## Task details
Nothing but the lines holding the string "value" should appear in the answer. Copy them from the entries.

## Raw data
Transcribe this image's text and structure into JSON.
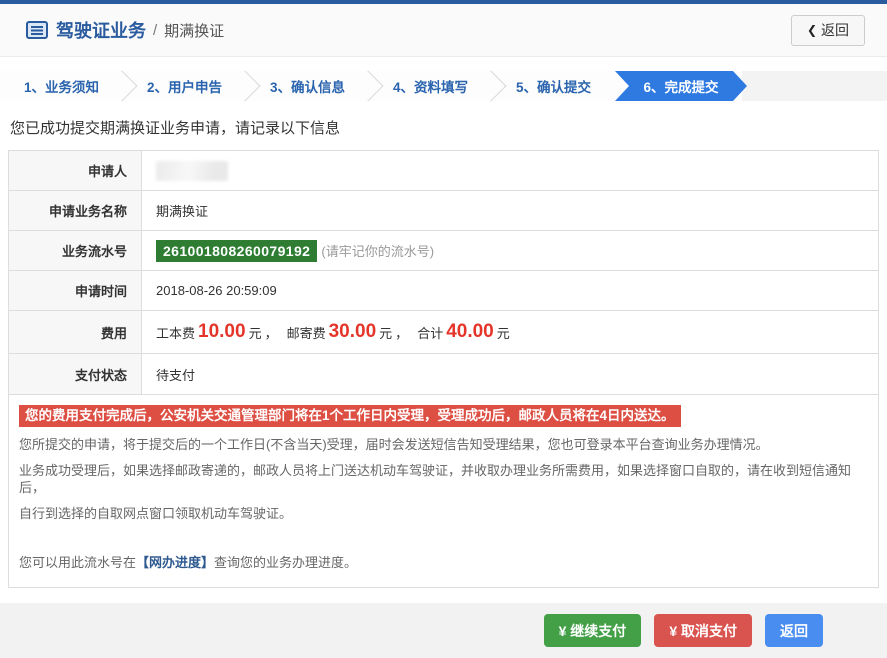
{
  "header": {
    "title": "驾驶证业务",
    "separator": "/",
    "subtitle": "期满换证",
    "back_chevron": "❮",
    "back_label": "返回"
  },
  "steps": [
    {
      "label": "1、业务须知",
      "active": false
    },
    {
      "label": "2、用户申告",
      "active": false
    },
    {
      "label": "3、确认信息",
      "active": false
    },
    {
      "label": "4、资料填写",
      "active": false
    },
    {
      "label": "5、确认提交",
      "active": false
    },
    {
      "label": "6、完成提交",
      "active": true
    }
  ],
  "main": {
    "success_message": "您已成功提交期满换证业务申请，请记录以下信息",
    "info_table": {
      "rows": [
        {
          "label": "申请人",
          "value": "",
          "redacted": true
        },
        {
          "label": "申请业务名称",
          "value": "期满换证"
        },
        {
          "label": "业务流水号",
          "serial": "261001808260079192",
          "note": "(请牢记你的流水号)"
        },
        {
          "label": "申请时间",
          "value": "2018-08-26 20:59:09"
        },
        {
          "label": "费用"
        },
        {
          "label": "支付状态",
          "value": "待支付"
        }
      ]
    },
    "fee": {
      "item1_label": "工本费",
      "item1_amount": "10.00",
      "item2_label": "邮寄费",
      "item2_amount": "30.00",
      "total_label": "合计",
      "total_amount": "40.00",
      "unit": "元",
      "separator": "，"
    },
    "warning": "您的费用支付完成后，公安机关交通管理部门将在1个工作日内受理，受理成功后，邮政人员将在4日内送达。",
    "notes": [
      "您所提交的申请，将于提交后的一个工作日(不含当天)受理，届时会发送短信告知受理结果，您也可登录本平台查询业务办理情况。",
      "业务成功受理后，如果选择邮政寄递的，邮政人员将上门送达机动车驾驶证，并收取办理业务所需费用，如果选择窗口自取的，请在收到短信通知后，",
      "自行到选择的自取网点窗口领取机动车驾驶证。"
    ],
    "progress_hint": {
      "prefix": "您可以用此流水号在",
      "link": "【网办进度】",
      "suffix": "查询您的业务办理进度。"
    }
  },
  "footer": {
    "buttons": [
      {
        "label": "¥ 继续支付",
        "color": "#43a047"
      },
      {
        "label": "¥ 取消支付",
        "color": "#d9534f"
      },
      {
        "label": "返回",
        "color": "#4a8df0"
      }
    ]
  },
  "colors": {
    "brand_blue": "#2a5b9e",
    "step_active_blue": "#2e7ae1",
    "serial_green": "#2e7d33",
    "fee_red": "#e5352b",
    "warning_red": "#dd4f43"
  }
}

## Exercise solution
          "value": "",
          "value": "期满换证"
          "value": "2018-08-26 20:59:09"
          "value": "待支付"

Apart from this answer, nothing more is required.